Mooting is a daunting activity for beginners and experienced mooters. A student, with progresses and experiences in more moots they become less daunting, but it is not a natural experience. Many students who had previously signaled their desire to participate in a moot will, by the date the moot arrives, would rather be anywhere else than in the moot. Fortunately or unfortunately, depending on your perspective, some students take that as a reason to stay at home, go shopping or do anything else that isn’t a moot. This leaves those who want to do it and can handle the nerves and anxiety in a better off position because the competition eliminates itself before they have even gotten to the moot.
Anyway, in my last moot, watching the new mooters take to the floor made me want to jump down from my side and give them some quick pointers before they begun. I couldn’t then, but I can now. Here it goes:
- BE PREPARED.
Seriously, be prepared, there’s a reason it’s written in all Caps. Not only will this mean you’re ready for questions from the Bench but you’ll be a lot less nervous.
- Make sure your written submissions are clear, precise, accurate and easy to follow.
You want your judge to focus on your advocacy not on trying to follow your citations on the page.
- “Uhm is not an answer”, don’t say “Uhm”, “ahhh”, “err”, it just makes it sound like you don’t know what you’re talking about or you’re about to say something stupid or untrue.
If you feel an ‘Uhm’ coming on press the tip of your tongue to the roof of your mouth. It’ll give you a moment to compose your thoughts and make you sound considered and precise.
- This is court, not like, the shopping centre.
Don’t use the word “like”, like this: “So your Honour, my client like, entered into this, like, contract…”. It makes you sound young, inexperienced and unsure. Did your client enter into a contract or did she not? You can’t like enter into a contract but you can enter into a contract.
- You’re a team, act like a team!
Yes there’s one person on their feet speaking but the rest of your team at the bar table should be following your argument, following cases, handing you summaries of a case if needed and so on. You’re not just being judged on how well you speak, you’re being judged on your collective advocacy skills.
- It’s ok to pause, take a moment, consult with your team and continue.
It’ll allow you to compose and reset, it also shows the Bench that you’re working as a unit.
- Call the judge the right thing!
What jurisdiction you’re in will determine what you call the judge. Don’t forget to look it up and be consistent. Some judges don’t mind being called “Madam” or “sir” but Your Honour is probably best- again, jurisdiction depending. Don’t call them Your Majesty. I’ve seen that- it’s embarrassing.
- Be clear about your argument and don’t be deviated from stressing your main points.
Use this formula: begin your argument by telling the Bench what you’re going to argue, argue it, then tell the Bench what you just argued. Your main points are important, make sure they get more than a passing mention!
- Speak slowly and clearly.
It’s all well and good to have the best argument but useless if it can’t be understood.
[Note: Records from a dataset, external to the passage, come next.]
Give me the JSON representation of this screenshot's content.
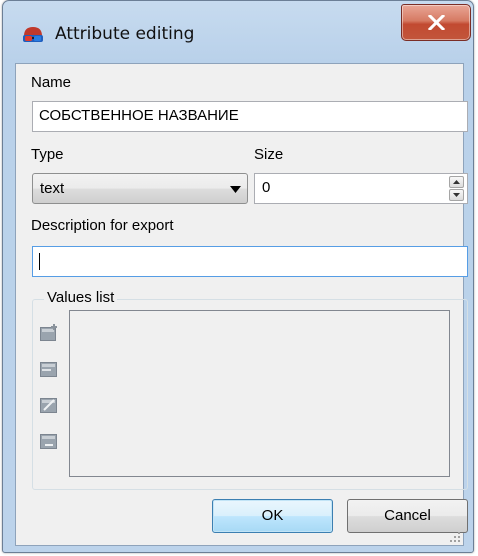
{
  "window": {
    "title": "Attribute editing",
    "app_icon": "stereo-glasses-icon",
    "close_icon": "close-x-icon"
  },
  "form": {
    "name_label": "Name",
    "name_value": "СОБСТВЕННОЕ НАЗВАНИЕ",
    "type_label": "Type",
    "type_value": "text",
    "size_label": "Size",
    "size_value": "0",
    "description_label": "Description for export",
    "description_value": ""
  },
  "values_list": {
    "title": "Values list",
    "tools": [
      "add-value-icon",
      "insert-value-icon",
      "edit-value-icon",
      "delete-value-icon"
    ]
  },
  "buttons": {
    "ok": "OK",
    "cancel": "Cancel"
  },
  "colors": {
    "accent_focus": "#569de5",
    "close_red": "#c24a31",
    "frame": "#b9d1ea"
  }
}
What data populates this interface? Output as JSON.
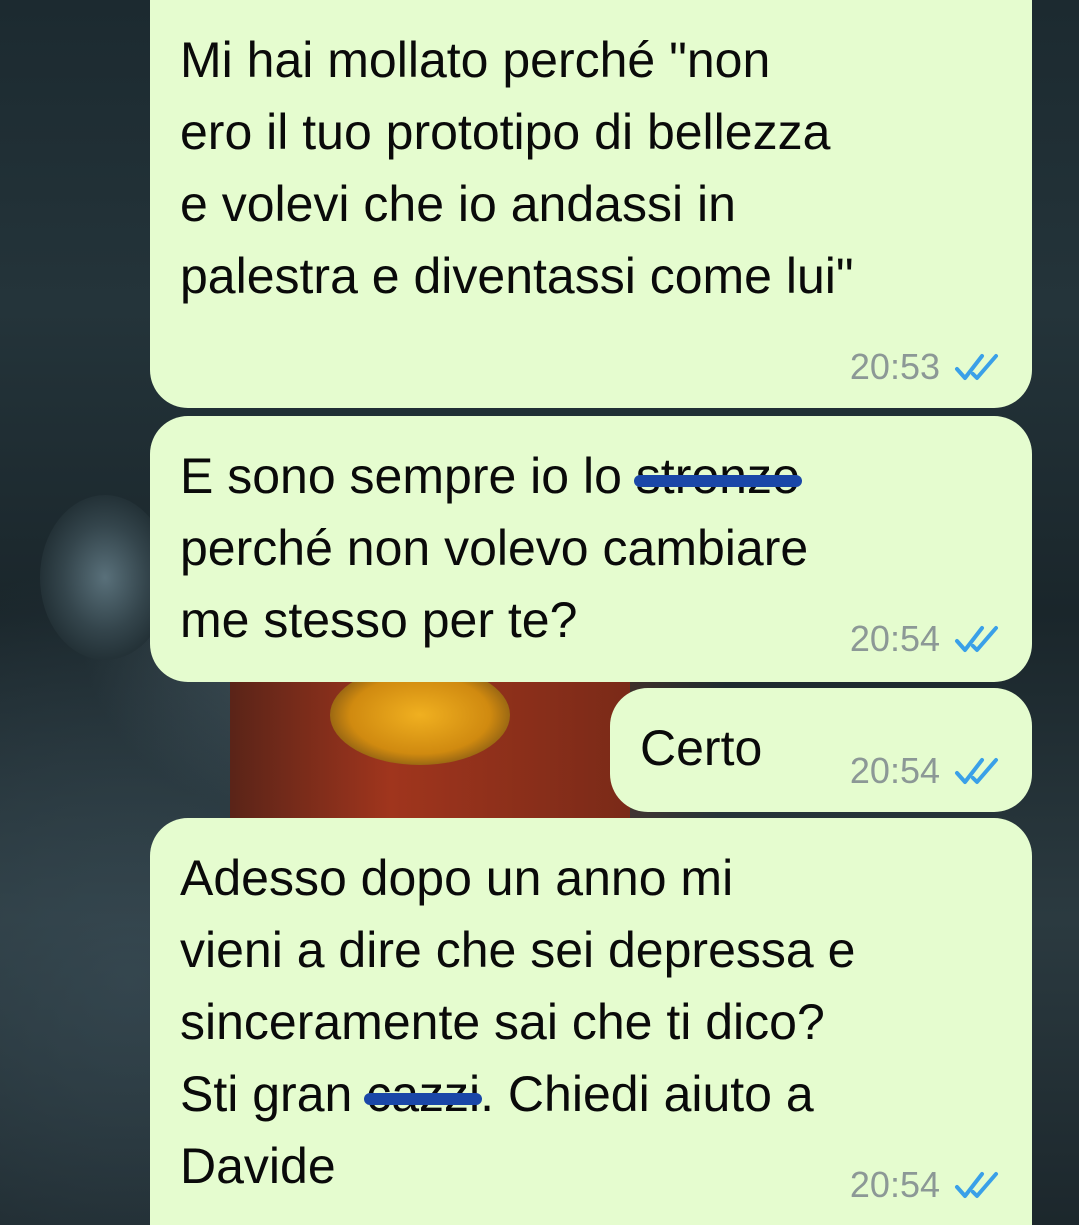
{
  "messages": [
    {
      "lines": [
        "Mi hai mollato perché \"non",
        "ero il tuo prototipo di bellezza",
        "e volevi che io andassi in",
        "palestra e diventassi come lui\""
      ],
      "time": "20:53",
      "status_icon": "double-check-read-icon"
    },
    {
      "line1_before": "E sono sempre io lo ",
      "line1_censored": "stronzo",
      "lines_after": [
        "perché non volevo cambiare",
        "me stesso per te?"
      ],
      "time": "20:54",
      "status_icon": "double-check-read-icon"
    },
    {
      "text": "Certo",
      "time": "20:54",
      "status_icon": "double-check-read-icon"
    },
    {
      "lines": [
        "Adesso dopo un anno mi",
        "vieni a dire che sei depressa e",
        "sinceramente sai che ti dico?"
      ],
      "line4_before": "Sti gran ",
      "line4_censored": "cazzi",
      "line4_after": ". Chiedi aiuto a",
      "line5": "Davide",
      "time": "20:54",
      "status_icon": "double-check-read-icon"
    }
  ],
  "colors": {
    "bubble": "#e5fccf",
    "tick": "#3aa0e8",
    "censor": "#1a47a8",
    "timestamp": "#8c9896"
  }
}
Practice your public speaking and consider attending a course to sharpen your skills. As part of your preparation have the last 45 seconds of your final submission and conclusion highlighted and ready to go. This way, if you get a final one minute warning you can wrap up what you’re saying and move on to your final submission and not go over time. You’ll end by affirming your case not in a tangle because you ran out of time.
- While you’re mooting, that very room you are in whether it’s a spare classroom or an actual courtroom is for all intents and purposes a court in session.
All normal rules of court are to be followed in the way you dress, behave, speak, and not speak! Obviously, don’t use your phone, obviously.
- These invaluable tips have been prepared and provided in association with students of Law Centre-II, Faculty of Law, University of Delhi. LC-II is hosting its 3rd National Moot Court Competition : Justified’18 – from 23rd to 25th March, 2018. Follow the latest updates on the Official Page : Justified2k18
Happy Mooting 🙂